Last week’s most common question from our customers was: How does your garden survive in this heat? The short answer to that is, irrigation, of course. We were fortunate that our weeklong 90-degree-plus heat wave was sandwiched between two substantial rains, 2-1/16 inches on June 27 and 1-1/8inches on July 9. During that time we ran our overhead irrigation for a little over 6 hours, which was barely enough to keep the plants from wilting on those truly hot days.
MIDDLEBURY — Incumbent Sen. Harold Giard, D-Bridport, will have some competition on Aug. 24 in his attempt to win a spot on the general election ballot. East Middlebury Democrat Amy Sheldon confirmed on Monday she will also seek to enter the race via a write-in campaign on primary day.
Giard, a three-term incumbent, missed the June 17 deadline for candidates to file their petition papers for federal, statewide and county offices.
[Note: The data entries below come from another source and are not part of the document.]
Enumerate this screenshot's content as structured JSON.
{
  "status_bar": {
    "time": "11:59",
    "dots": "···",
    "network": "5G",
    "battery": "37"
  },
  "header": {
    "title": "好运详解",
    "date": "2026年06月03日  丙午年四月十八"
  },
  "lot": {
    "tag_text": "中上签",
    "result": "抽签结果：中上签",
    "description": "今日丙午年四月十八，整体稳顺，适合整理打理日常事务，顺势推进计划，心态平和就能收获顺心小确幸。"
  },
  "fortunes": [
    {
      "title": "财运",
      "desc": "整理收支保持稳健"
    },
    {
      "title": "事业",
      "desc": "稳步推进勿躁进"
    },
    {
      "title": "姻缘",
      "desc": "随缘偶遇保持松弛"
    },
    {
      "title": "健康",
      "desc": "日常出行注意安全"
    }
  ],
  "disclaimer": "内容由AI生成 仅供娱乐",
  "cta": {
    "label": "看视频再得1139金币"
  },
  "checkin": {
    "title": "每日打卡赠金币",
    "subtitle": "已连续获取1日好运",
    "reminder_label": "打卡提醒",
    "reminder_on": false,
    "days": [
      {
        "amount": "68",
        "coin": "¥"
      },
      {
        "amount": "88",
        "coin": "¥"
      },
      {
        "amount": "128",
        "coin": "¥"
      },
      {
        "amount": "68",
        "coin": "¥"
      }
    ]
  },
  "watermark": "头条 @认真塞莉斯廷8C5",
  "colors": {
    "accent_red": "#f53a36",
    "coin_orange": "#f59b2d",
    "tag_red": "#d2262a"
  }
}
That means he — and any other candidate making a belated run for the Nov.
Editor’s note: With frustration brewing about the amount being spent on Lake Champlain clean-up efforts — and the apparent lack of results in better water quality — the Addison Independent set out to understand the complicated discussion about water quality in Vermont, with a focus on the agricultural industry often pinpointed as a main culprit in lake pollution.
MIDDLEBURY — When it comes to fingerprints, you might say that Middlebury Police Chief Tom Hanley has the Midas touch.
With a reputation earned from years of training and the successful resolution of many needle-in-a-haystack cases, Hanley has become a go-to source for fingerprint identification — both locally and nationally.